WORK TO COMPLETE: For the data below, give the number of lines containing "Kapasite" and nothing more.

DATA PROVIDED:
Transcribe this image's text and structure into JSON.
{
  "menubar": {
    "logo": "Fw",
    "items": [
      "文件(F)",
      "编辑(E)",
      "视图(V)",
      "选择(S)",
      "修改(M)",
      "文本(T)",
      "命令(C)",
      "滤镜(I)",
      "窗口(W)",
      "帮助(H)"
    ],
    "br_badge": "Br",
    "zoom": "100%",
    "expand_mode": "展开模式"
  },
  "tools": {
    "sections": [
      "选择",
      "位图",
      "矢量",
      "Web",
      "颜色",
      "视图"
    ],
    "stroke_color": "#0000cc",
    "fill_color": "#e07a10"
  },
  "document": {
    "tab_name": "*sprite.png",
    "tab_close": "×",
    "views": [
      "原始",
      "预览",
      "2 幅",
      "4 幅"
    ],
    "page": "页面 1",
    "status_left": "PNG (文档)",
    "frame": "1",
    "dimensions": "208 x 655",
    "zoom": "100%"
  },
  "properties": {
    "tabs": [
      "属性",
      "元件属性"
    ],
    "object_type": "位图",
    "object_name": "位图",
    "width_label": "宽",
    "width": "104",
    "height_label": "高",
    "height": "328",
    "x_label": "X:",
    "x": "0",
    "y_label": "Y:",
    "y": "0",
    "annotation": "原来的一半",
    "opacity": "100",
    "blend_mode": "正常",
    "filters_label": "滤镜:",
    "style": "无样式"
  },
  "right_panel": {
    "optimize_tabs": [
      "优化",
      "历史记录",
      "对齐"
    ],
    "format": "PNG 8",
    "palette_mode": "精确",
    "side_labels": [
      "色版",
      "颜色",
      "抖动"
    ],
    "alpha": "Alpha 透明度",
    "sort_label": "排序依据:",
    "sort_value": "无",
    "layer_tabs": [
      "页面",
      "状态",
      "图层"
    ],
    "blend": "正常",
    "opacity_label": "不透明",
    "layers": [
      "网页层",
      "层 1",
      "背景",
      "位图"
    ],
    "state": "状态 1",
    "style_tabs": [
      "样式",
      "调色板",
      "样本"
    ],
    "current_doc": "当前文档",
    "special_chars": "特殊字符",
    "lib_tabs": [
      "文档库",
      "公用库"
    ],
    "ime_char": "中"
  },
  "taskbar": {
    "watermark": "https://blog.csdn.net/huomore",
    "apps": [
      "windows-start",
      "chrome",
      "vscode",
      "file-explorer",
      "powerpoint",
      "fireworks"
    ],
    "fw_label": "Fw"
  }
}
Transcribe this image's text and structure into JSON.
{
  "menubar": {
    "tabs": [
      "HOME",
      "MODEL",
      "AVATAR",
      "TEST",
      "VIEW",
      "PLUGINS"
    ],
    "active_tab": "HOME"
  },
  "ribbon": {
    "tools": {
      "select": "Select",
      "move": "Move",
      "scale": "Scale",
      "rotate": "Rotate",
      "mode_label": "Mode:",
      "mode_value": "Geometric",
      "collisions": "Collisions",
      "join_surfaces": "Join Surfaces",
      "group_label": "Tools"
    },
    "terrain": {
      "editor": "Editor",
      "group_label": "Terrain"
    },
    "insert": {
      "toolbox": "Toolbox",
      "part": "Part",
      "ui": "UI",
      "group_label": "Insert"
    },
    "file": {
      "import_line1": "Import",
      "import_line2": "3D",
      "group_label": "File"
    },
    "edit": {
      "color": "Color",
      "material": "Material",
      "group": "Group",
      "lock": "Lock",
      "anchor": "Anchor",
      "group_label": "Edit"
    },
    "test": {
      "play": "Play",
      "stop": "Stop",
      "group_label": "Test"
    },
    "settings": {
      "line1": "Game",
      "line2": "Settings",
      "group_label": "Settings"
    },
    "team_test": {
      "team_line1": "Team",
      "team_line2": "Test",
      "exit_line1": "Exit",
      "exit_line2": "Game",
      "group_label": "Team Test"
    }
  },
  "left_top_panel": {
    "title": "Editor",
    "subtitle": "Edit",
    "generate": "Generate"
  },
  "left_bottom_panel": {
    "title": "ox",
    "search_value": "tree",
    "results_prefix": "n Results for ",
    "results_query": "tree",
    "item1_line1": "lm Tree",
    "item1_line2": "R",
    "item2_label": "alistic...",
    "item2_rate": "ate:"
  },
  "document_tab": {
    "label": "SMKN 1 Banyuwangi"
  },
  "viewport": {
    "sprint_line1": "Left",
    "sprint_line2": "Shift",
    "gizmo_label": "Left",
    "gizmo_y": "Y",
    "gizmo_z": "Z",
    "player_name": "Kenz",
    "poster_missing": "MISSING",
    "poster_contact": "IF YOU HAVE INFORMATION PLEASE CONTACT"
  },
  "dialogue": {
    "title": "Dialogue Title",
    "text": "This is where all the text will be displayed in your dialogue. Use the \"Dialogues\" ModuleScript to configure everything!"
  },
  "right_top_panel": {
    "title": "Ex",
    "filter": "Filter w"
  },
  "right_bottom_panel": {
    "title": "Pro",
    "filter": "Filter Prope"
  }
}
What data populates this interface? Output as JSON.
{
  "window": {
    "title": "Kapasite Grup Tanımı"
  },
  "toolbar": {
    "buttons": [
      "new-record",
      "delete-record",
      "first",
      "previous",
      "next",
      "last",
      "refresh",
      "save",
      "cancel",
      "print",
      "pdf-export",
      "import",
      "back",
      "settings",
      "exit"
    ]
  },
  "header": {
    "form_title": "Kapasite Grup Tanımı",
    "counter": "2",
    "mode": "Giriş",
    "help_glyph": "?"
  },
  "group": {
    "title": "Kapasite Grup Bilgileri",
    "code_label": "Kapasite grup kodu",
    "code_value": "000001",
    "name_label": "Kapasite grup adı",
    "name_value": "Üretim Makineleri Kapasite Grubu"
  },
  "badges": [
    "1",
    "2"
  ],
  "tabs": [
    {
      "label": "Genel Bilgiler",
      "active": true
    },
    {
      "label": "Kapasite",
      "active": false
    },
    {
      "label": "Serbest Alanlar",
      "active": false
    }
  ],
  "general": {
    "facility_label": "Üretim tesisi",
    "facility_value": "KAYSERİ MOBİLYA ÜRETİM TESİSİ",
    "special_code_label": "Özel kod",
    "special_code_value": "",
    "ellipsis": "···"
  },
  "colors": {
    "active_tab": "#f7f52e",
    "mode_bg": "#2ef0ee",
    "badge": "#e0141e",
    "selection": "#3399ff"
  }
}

RESPONSE AREA: 7